Friday, April 19, 2019

Places Remembered

I've been thinking about setting -- particularly in the wake of the fire at Notre Dame. I was in Paris for the second time a few years ago. That time around I was traveling with my aunt and we were visiting her son and his family. We traveled from the house they had bought in Normandy to Paris. At the time I was looking ahead, scouting out the setting for a future book in my Lizzie Stuart series. I was already planning to send Lizzie and John Quinn to France on their honeymoon.

Lizzie, my history nerd, would walk through Paris with guidebook in hand. How could she not have gone to Notre Dame? Undoubtedly a scene would have happened there. Maybe she would have seen someone or heard something. Maybe had a glimpse of another character I already know will appear in that book.

That book isn't the next in the series, but the one after. I've been debating France, but it is the destination I've always had in mind if Lizzie and Quinn make it to the altar. I've also recently considered Ireland because of Quinn's family ties. But if they should go to Paris, I need to make a choice. The series is in the recent past. The honeymoon would happen during the first week of January 2005. So what about Notre Dame?  How does one handle a setting that has changed in an event that was deeply emotional for many people?

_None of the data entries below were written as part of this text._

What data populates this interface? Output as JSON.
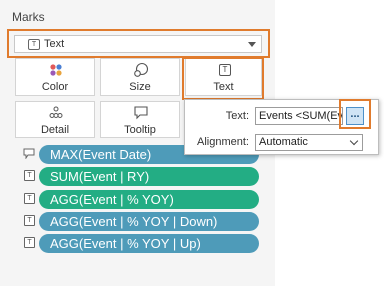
{
  "marks": {
    "title": "Marks",
    "mark_type": "Text",
    "mark_type_icon": "text-box-icon",
    "cards": [
      {
        "label": "Color",
        "icon": "color-dots-icon"
      },
      {
        "label": "Size",
        "icon": "size-icon"
      },
      {
        "label": "Text",
        "icon": "text-box-icon"
      },
      {
        "label": "Detail",
        "icon": "detail-dots-icon"
      },
      {
        "label": "Tooltip",
        "icon": "speech-bubble-icon"
      }
    ],
    "fields": [
      {
        "label": "MAX(Event Date)",
        "icon": "tooltip-icon",
        "color": "#4e9bb9"
      },
      {
        "label": "SUM(Event | RY)",
        "icon": "text-box-icon",
        "color": "#23ad84"
      },
      {
        "label": "AGG(Event | % YOY)",
        "icon": "text-box-icon",
        "color": "#23ad84"
      },
      {
        "label": "AGG(Event | % YOY | Down)",
        "icon": "text-box-icon",
        "color": "#4e9bb9"
      },
      {
        "label": "AGG(Event | % YOY | Up)",
        "icon": "text-box-icon",
        "color": "#4e9bb9"
      }
    ]
  },
  "popup": {
    "text_label": "Text:",
    "text_value": "Events <SUM(Even",
    "more_button": "...",
    "alignment_label": "Alignment:",
    "alignment_value": "Automatic"
  },
  "highlight_color": "#e07b2d"
}
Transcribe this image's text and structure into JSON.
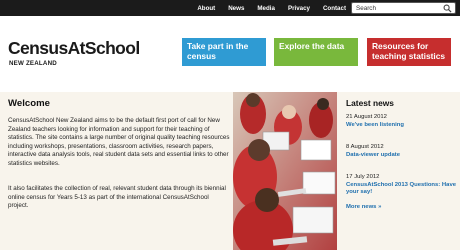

This gets to the larger question of recovering the past. As my fellow Type-Mers have discussed, setting is important. I, too, spend time in the field, exploring the places where my books and short stories are set. It is disconcerting to discover how much real-life settings change. This is less of an issue writing in the recent past or near future. Enough is there to have a sense of how it once looked or will look in an imagined future. But when the setting has only a marker and the surrounding area has changed, one is left only with photos.

I need to go to the site of the 1939 New York World's Fair. Knowing how little remains from the fair, I haven't rushed to make the pilgrimage. But I will eventually. Standing there, with map and photo book, I hope I will be able to get the "lay of the land".

And if  Lizzie goes to Notre Dame in 2005, I'll need to figure out how to treat the tragedy of the fire with respect while being true to what she would have seen and commented on.


Anonymous said...

Going out on a limb now, because I have felt the embarrassment of suggesting to a well-known author how she might/could/should write the next book, receiving in response a polite blank stare.

I would have Lizzie gaze on aspects of the cathedral known to be immune to change at the time of the book (the oldest artifacts, the view from across the river, a glimpse of the gargoyles, the general atmosphere outside and inside, the crowds, individuals who are clearly art history buffs or pious and devout or idle spectators.....and then perhaps reflect on how she will always carry these memories into the rest of her life regardless of what time and change may bring. Maybe a little anticipatory nostalgia here. (At age 8 I said to myself, jumping over a little hill in my side yard, "I'll always remember this." And I always have, even though my little leap was completely ordinary. Surely Lizzie can do this splendidly with such an important event.)

Frankie Y. Bailey said...

Thank you, Anonymous, that's a wonderful suggestion! That approach will allow me to use the setting, but acknowledge the future with the "always remember." And this is certainly in keeping with how Lizzie sees the world.

Good advice always appreciated